Our early exposure to artificial intelligence (AI) through gaming, coupled with game design principles, has been instrumental in developing user-friendly VR content. These gaming principles are seamlessly integrated into designing intuitive and engaging medical simulations. Furthermore, with an AI-powered analytics engine – the gaming aspect introduces elements like scoring and progress tracking, which can motivate learners and provide a measurable way to assess improvement over time.

TimesTech: What are the key features of MediSim VR’s learning modules, and how do they benefit medical practitioners?

Mr. Jeno: The key features of MediSim VR’s learning modules include realistic simulation environments, interactive procedural practice, immediate feedback, and data-driven insights on performance. These modules benefit medical practitioners by offering hands-on experience with a wide range of medical scenarios, from common procedures to rare, complex cases that might not be available in their everyday practice. This approach not only enhances their skills and confidence but also improves preparedness for real-life situations, ultimately contributing to better patient outcomes.

TimesTech: How do you adapt VR solutions to meet the specific needs of the healthcare sector, particularly in training and education for medical professionals?

Mr. Jeno: Adapting VR solutions to meet the specific needs of the healthcare sector involves close collaboration with medical professionals to ensure high fidelity and relevance. We focus on creating simulations that reflect the true complexity of medical procedures and patient interactions, while also following CBME guidelines and ensuring the evaluation is done in alignment with the OSCE checklist. This includes incorporating feedback from healthcare professionals into our development process and continuously updating our modules based on the latest medical practices and guidelines. Additionally, we prioritize user accessibility, ensuring our solutions are scalable and can be integrated into existing medical education and training frameworks.

TimesTech: Can you discuss your involvement in public sector projects as a VR consultant, and how VR technology has impacted healthcare services?

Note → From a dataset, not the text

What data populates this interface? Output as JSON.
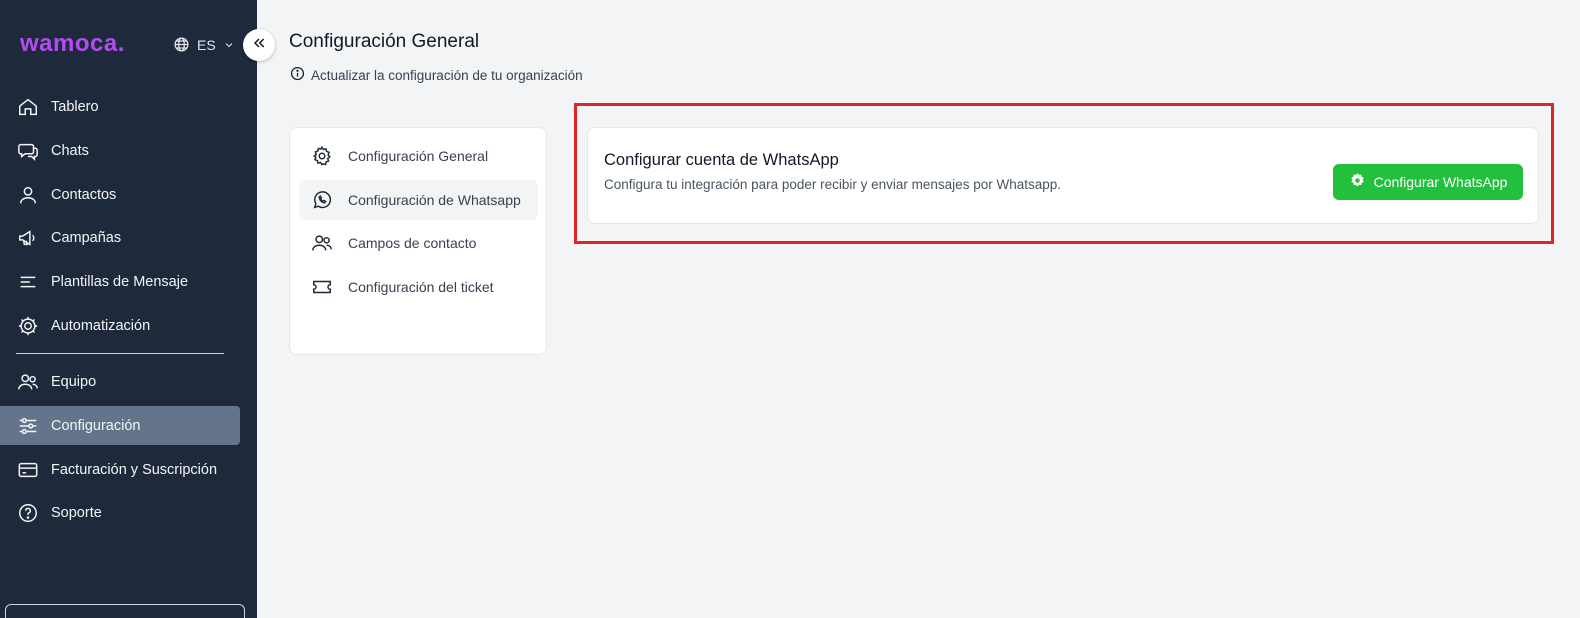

Mr. Jeno: Let me tackle it as two different questions. We did a few different projects for the public sector across defense, tourism, and information technology. We created immersive experiences for the tourism space, where in we encapsulated the history of the state over the years, the contributions of the personnel involved, and so on. The project still stands its ground and has been appreciated for being educational and entertaining. My engagement with the Singapore government involved developing a VR learning module for their Oil and Gas department, simulating emergency situations for training purposes. This module has been effectively used for five years. Additionally, I consult for the Tamil Nadu government’s experience center and advise the IT Department on identifying VR applications in their operations.

VR has changed the way patient experience is designed. From educating patients to training healthcare professionals, VR makes an array of processes in the healthcare industry to get more standardized, immersive, and effective. When the world is facing a shortage of healthcare professionals, game-changing tech that enhances the way future professionals are trained is implemented, and the impact is exponential.

TimesTech: What do you foresee as future trends in VR technology for healthcare, and how does MediSim VR plan to stay innovative in this field?

Mr. Jeno: The development in Haptics will ensure increased adaptability of VR technology. The time for creation in this space, specially making personalized learning experiences is also here. Integration with AI for enhanced simulation dynamics, and wider adoption of remote training capabilities will build accessibility.

MediSim VR plans to stay at the forefront of innovation by investing in research and development, partnering with leading medical institutions for collaborative projects, and continuously exploring new applications of VR technology in healthcare. Our aim is to not just keep pace with the trends but to set them, ensuring that MediSim VR remains a leader and a catalyst in transforming medical education and training.